MOUNT Isa will be a focus of Australia's corporate watchdog's crackdown on banking advertising.
The Australian Securities and Investments Commission (ASIC) has called for tenders for a media monitoring outfit able to provide investigators with access to a searchable, regularly updated database of print, radio and television advertisements.
The mining towns of Mount Isa and Kalgoorlie have been identified as key target areas, as has the Gold Coast.
Member for Kennedy Bob Katter cited the experiences of Richmond Mayor John Wharton as an example of the need for greater scrutiny in regional banking.
Councillor Wharton's properties, Runnymede and Red Rock Station, were placed into receivership in November by BankWest.
"I had lengthy discussions with the CEO [of ASIC] during the upheaval surrounding John Wharton last year and expressed my extreme fear that any irresponsible actions and fire sales in the station properties could set off a financial conflagration," he said.
"Once the dominoes start falling you won't be able to stop them."
The advertising blitz was foreshadowed in February by ASIC commissioner Peter Kell, a consumer protection veteran who joined ASIC in October last year after a stint as deputy chairman of the Australian Competition and Consumer Commission.
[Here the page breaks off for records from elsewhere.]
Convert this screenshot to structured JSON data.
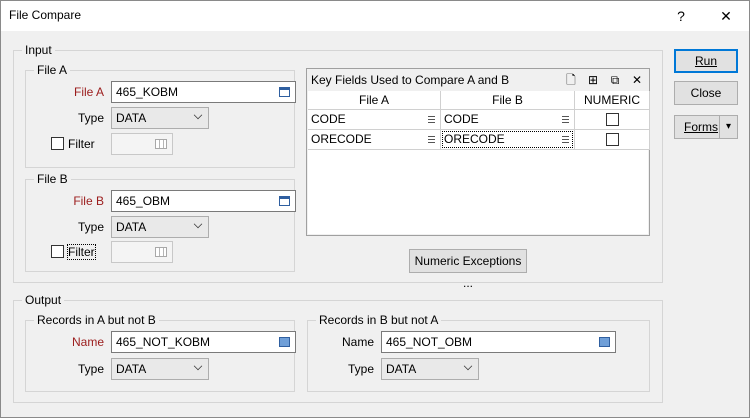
{
  "window": {
    "title": "File Compare",
    "help_glyph": "?",
    "close_glyph": "✕"
  },
  "input": {
    "legend": "Input",
    "file_a": {
      "legend": "File A",
      "file_label": "File A",
      "file_value": "465_KOBM",
      "type_label": "Type",
      "type_value": "DATA",
      "filter_label": "Filter",
      "filter_checked": false
    },
    "file_b": {
      "legend": "File B",
      "file_label": "File B",
      "file_value": "465_OBM",
      "type_label": "Type",
      "type_value": "DATA",
      "filter_label": "Filter",
      "filter_checked": false
    }
  },
  "key_fields": {
    "title": "Key Fields Used to Compare A and B",
    "columns": [
      "File A",
      "File B",
      "NUMERIC"
    ],
    "rows": [
      {
        "a": "CODE",
        "b": "CODE",
        "numeric": false
      },
      {
        "a": "ORECODE",
        "b": "ORECODE",
        "numeric": false
      }
    ],
    "numeric_exceptions_label": "Numeric Exceptions ..."
  },
  "output": {
    "legend": "Output",
    "a_not_b": {
      "legend": "Records in A but not B",
      "name_label": "Name",
      "name_value": "465_NOT_KOBM",
      "type_label": "Type",
      "type_value": "DATA"
    },
    "b_not_a": {
      "legend": "Records in B but not A",
      "name_label": "Name",
      "name_value": "465_NOT_OBM",
      "type_label": "Type",
      "type_value": "DATA"
    }
  },
  "buttons": {
    "run": "Run",
    "close": "Close",
    "forms": "Forms",
    "forms_arrow": "▾"
  }
}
Speaking at a Association of Superannuation Funds of Australia lunch, Mr Kell identified mining towns as one of several targets preyed upon by "unscrupulous promoters".
''Irrespective of whether it's a region that has a larger proportion of retirees, a mining town, or a remote indigenous community, we should see financial products and advice marketed in a responsible and accurate fashion,'' he said.
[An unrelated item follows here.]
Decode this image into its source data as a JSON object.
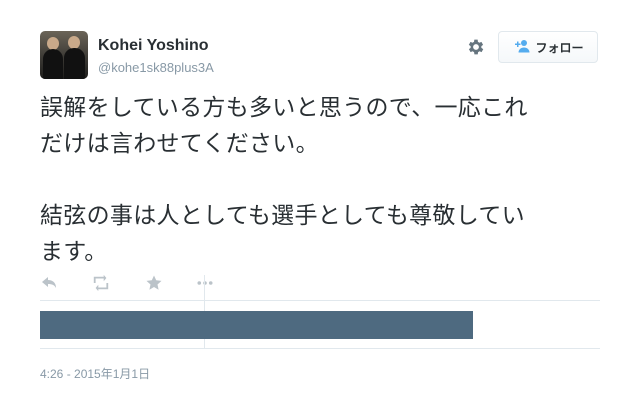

''We know from past experience that sometimes these communities are targeted.''
Mr Kell said dishonest advertising could cause consumers to make unviable financial choices.
"The experience in recent years indicates that ads that do not give clear, accurate and balanced information about a financial product or service can create unrealistic expectations and lead to poor financial decisions," he said.